Then again, like I say, it's all about taste and comfort levels.

On a personal level, I prefer to not use jQuery where possible because I remember a time when the most common answer for any JavaScript related question on Stack Overflow was "use jQuery". It's a useful library, to be sure. But I (personally) think that to many people use it as a crutch.

Again, just my two cents, and meant in a positive way in the hopes of fuelling discussion 😊

thejoezack profile image
Joe Zack

I'm getting to where I really love having configs for most of my "constants". .NET makes it so easy to provide them via file, environment, or command line...why not! But uh, yeah...stop those hard-coded values from spreading before it's too late. Great read!

dotnetcoreblog profile image

appsettings.json is one of my favourite things in Core.

greenroommate profile image
Haris Secic • Edited

--8. Avoiding tightly coupled and focusing on TDD adds extra layer of abstraction which then again adds complexity which leads to complications and unreadable code which was the thing that was being avoided in the first place.

Just because Uncle Bob said so doesn't mean it's good. Really check out the code written before by you or colleges. Did it actually help remove complexity or added shadowing and more spaghetti code. Controller->Interface->Service->Interface->Repository->Function1->Extra function->Function1->Function2->Function1... This is SOLID principle add interfaces all the way to abstract stuff and avoid repeating code which leads to numerous calls to other stuff and makes debugging harder. "Well we have tests" - no you don't you pass the tests which in the first place should not be isolated from the context and tested as unit/alone and proof to this is how much extra bugs do you discover after manually testing while all the other unit test are green? From my experience it's too much.

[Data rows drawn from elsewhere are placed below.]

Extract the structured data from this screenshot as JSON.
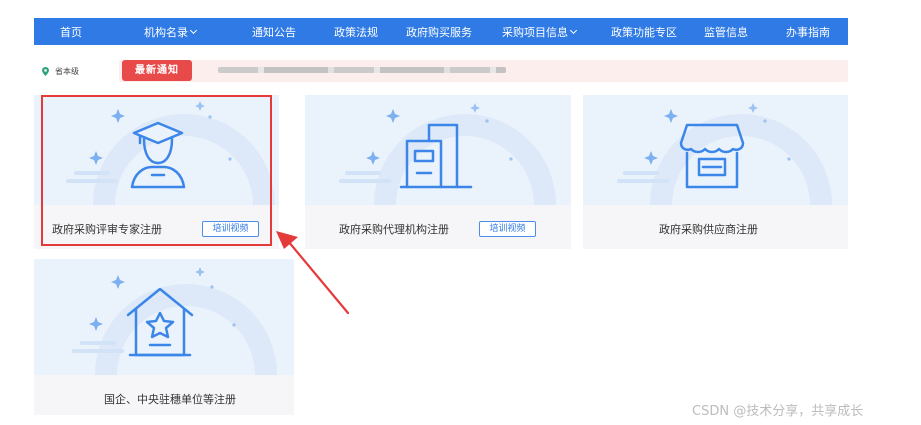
{
  "nav": {
    "items": [
      {
        "label": "首页"
      },
      {
        "label": "机构名录"
      },
      {
        "label": "通知公告"
      },
      {
        "label": "政策法规"
      },
      {
        "label": "政府购买服务"
      },
      {
        "label": "采购项目信息"
      },
      {
        "label": "政策功能专区"
      },
      {
        "label": "监管信息"
      },
      {
        "label": "办事指南"
      }
    ]
  },
  "location": {
    "label": "省本级"
  },
  "notice": {
    "badge": "最新通知"
  },
  "cards": [
    {
      "label": "政府采购评审专家注册",
      "button": "培训视频",
      "icon": "graduate-icon"
    },
    {
      "label": "政府采购代理机构注册",
      "button": "培训视频",
      "icon": "building-icon"
    },
    {
      "label": "政府采购供应商注册",
      "icon": "store-icon"
    },
    {
      "label": "国企、中央驻穗单位等注册",
      "icon": "house-star-icon"
    }
  ],
  "colors": {
    "nav": "#2f7ae5",
    "accent": "#e53a3a",
    "card_bg": "#eaf2fc",
    "icon": "#3b86e8"
  },
  "watermark": "CSDN @技术分享，共享成长"
}
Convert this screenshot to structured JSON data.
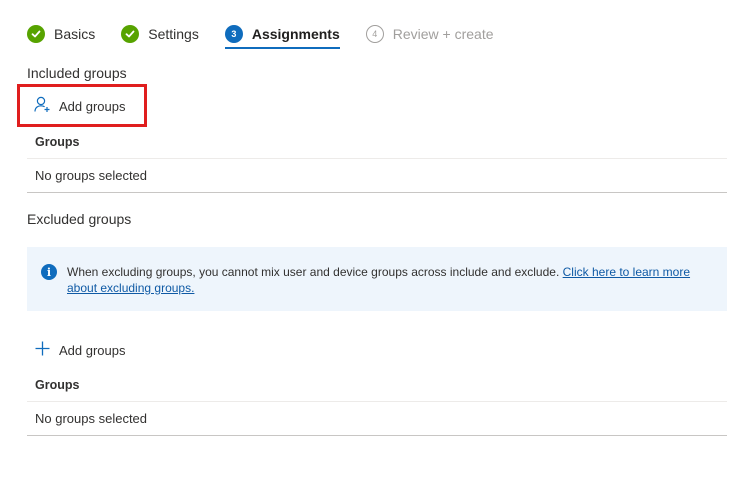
{
  "steps": [
    {
      "label": "Basics",
      "state": "done"
    },
    {
      "label": "Settings",
      "state": "done"
    },
    {
      "label": "Assignments",
      "state": "current",
      "number": "3"
    },
    {
      "label": "Review + create",
      "state": "pending",
      "number": "4"
    }
  ],
  "included": {
    "title": "Included groups",
    "add_label": "Add groups",
    "column_header": "Groups",
    "empty_text": "No groups selected"
  },
  "excluded": {
    "title": "Excluded groups",
    "info_text": "When excluding groups, you cannot mix user and device groups across include and exclude.",
    "info_link": "Click here to learn more about excluding groups.",
    "add_label": "Add groups",
    "column_header": "Groups",
    "empty_text": "No groups selected"
  },
  "colors": {
    "done": "#57a300",
    "accent": "#0f6cbd",
    "highlight": "#e01e1e",
    "info_bg": "#eef5fc"
  }
}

Instead of following some buzzwords like loosely coupled or TDD let's thing before writing code. If thing is bound to context and tightly coupled in real world it's supposed to be that way in the code or else it's going to get too abstracted and no new developers will be able to join project without spending month or even more to get understanding of the project. Don't interface everything and don't write too many layers or else we're going to continue creating patterns, architecture and philosophy about something that can be easily solved by thinking with your own head.

Now if you wonder why people are switching to FP I think this is the main reason too much "right ways" to do stuff which in the end appears not be so right. But I'm not sure about them to they also have too much complications lately: monad, monoid, haemorrhoids... Let's just write code: it's craftsmanship not engineering really.

wparad profile image
Warren Parad

Our teams production secrets/credentials are never exposed outside of their production runtime memory (that includes never being written down anywhere). We never commit unencrypted secrets (open source or not). And when encrypted we of course commit them to open source, since we need them that way to deploy to package managers (for instance).

I suggest updating the commandment ~_.

jwollner5 profile image
John 'BBQ' Wollner

I love this Paul - thanks for stating the obvious, since the obvious often isn't.

andreasjakof profile image
Andreas Jakof • Edited

... 10. In compiled languages. Real „const“s are inlined as if you would have spread it directly in your code. So there is no reason not to do it.

dannywalk profile image
Danny Walker

I'd add a bit to #8. Untestable code is instant legacy code!

prjseal profile image
Paul Seal Author

I like it